Here is where players can then apply what their characters are good at. Picking locks, demolitions, carpentry, brute force, removing hinges, etc.
In the children-as-PCs "Priceless" (run as tabletop and LARP, available from Rogue Publishing), skills are given as: "Good at", "Kinda can", and "Can't do". If you're Good at something, you don't need to roll. If you Can't do it, well, you have to come up with another way. If you're Kinda, it's up to the GM to decide (often with a die roll).
Having such 'absolute scale with a middle ground' really helps distinguish when the characters are acting competently and when they are knowingly going out on a limb. It makes the games tend towards the Predestined school of thought, but the middle ground adds some Randomness.
The GM (as in any game) can then apply Fated situations simply by fiat. Fiat is, I'd wager, about the only way Fated can be done in any system-- that is when you have to trust that the GM knows more about the world than anyone else.
In practice, with "Priceless", in over 20 runs the 'fear of failure' was minimized yet the players clearly felt challenged by situations. I think "problem solving" dominated over rules and stat-checking. Thus it focuses on role-play. Which in turn meant power-gamers were able to get their 'fix' by acquiring resources or through weasel-game playing (i.e. working contrary to other players for personal benefit), rather than via mechanics abuse.

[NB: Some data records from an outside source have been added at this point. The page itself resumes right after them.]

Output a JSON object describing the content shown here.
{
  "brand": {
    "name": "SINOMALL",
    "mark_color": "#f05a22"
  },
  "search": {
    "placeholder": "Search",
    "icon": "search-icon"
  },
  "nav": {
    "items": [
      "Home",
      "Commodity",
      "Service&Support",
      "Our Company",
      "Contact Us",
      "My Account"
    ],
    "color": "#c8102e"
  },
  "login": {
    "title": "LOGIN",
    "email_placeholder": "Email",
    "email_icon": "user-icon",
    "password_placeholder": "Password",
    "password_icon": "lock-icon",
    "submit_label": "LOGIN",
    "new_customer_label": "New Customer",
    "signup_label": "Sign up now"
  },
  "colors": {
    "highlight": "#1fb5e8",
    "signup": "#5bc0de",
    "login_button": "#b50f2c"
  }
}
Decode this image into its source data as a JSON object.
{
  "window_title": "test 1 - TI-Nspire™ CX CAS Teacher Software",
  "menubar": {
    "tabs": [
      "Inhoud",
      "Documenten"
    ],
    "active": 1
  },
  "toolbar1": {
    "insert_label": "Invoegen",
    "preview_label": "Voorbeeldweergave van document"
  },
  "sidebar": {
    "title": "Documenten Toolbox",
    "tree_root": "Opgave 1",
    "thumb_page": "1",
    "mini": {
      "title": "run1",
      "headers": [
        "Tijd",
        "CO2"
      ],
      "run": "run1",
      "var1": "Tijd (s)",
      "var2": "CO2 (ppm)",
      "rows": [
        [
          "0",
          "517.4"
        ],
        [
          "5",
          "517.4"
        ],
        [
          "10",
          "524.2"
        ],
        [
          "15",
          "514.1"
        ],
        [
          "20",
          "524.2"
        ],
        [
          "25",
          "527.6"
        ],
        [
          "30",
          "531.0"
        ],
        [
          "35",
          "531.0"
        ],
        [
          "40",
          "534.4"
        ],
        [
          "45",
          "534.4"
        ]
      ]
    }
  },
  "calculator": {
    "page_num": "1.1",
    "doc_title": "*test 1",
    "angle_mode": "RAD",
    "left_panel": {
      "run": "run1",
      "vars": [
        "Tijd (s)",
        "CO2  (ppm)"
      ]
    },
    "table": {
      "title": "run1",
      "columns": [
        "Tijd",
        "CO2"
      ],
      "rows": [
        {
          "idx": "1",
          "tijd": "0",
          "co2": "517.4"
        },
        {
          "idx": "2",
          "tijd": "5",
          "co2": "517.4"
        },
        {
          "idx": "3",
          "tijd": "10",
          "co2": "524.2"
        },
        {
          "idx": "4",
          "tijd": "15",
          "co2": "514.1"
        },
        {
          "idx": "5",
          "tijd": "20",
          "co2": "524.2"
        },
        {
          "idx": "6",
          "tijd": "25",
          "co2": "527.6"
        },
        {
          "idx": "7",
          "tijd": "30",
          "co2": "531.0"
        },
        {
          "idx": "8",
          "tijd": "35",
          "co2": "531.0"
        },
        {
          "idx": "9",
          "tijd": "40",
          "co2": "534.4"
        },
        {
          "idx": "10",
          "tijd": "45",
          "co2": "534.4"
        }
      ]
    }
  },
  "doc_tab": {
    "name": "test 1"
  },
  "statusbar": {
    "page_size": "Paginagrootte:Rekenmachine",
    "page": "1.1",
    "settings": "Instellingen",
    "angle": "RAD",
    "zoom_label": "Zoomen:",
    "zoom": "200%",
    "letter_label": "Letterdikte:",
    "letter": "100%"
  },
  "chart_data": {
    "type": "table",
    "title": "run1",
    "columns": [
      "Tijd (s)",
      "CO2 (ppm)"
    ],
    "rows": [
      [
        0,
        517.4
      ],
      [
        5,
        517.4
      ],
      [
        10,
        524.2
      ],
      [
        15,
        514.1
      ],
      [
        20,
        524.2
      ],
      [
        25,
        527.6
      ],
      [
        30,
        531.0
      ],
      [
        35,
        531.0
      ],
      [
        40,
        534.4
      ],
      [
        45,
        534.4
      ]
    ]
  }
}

Mind you, that was with pre-gens. For a character creation system that works similarly, well, email me if you want to publish it.
My friend Larry Hols, on his game design email list, suggests that all games have this "middle ground" between absolute success and failure, but that how well-defined and how broad the "middle ground" is crucially defines the game.
Often rules discussion come down to issues of "Simplicity" or "Realism" or "Granularity". I think a better way to look at rules is in how Organic they are; how much results flow naturally. A good result in an RPG should be Organic in that it is:
The use of elements internal to the game generally involves how seamless the underlying mechanics are, without raising issues of their complexity. Retrospective believability confirms the fact that the results are not felt to be unexplainable, even if the explanation isn't immediately forthcoming (and one could argue fulfills the 'dramatic' or storytelling aspect of the game). And being satisfying is the 'game' aspect: games should be satisfying or they aren't worth doing. Self-completeness ties up the set, for neatness' sake.
And in retrospect, I've raised a lot of issues here that go beyond one column. I look forward to seeing people's comments, and hope to discuss the concept of Organic in future works (either here or in paid material).
Until next month,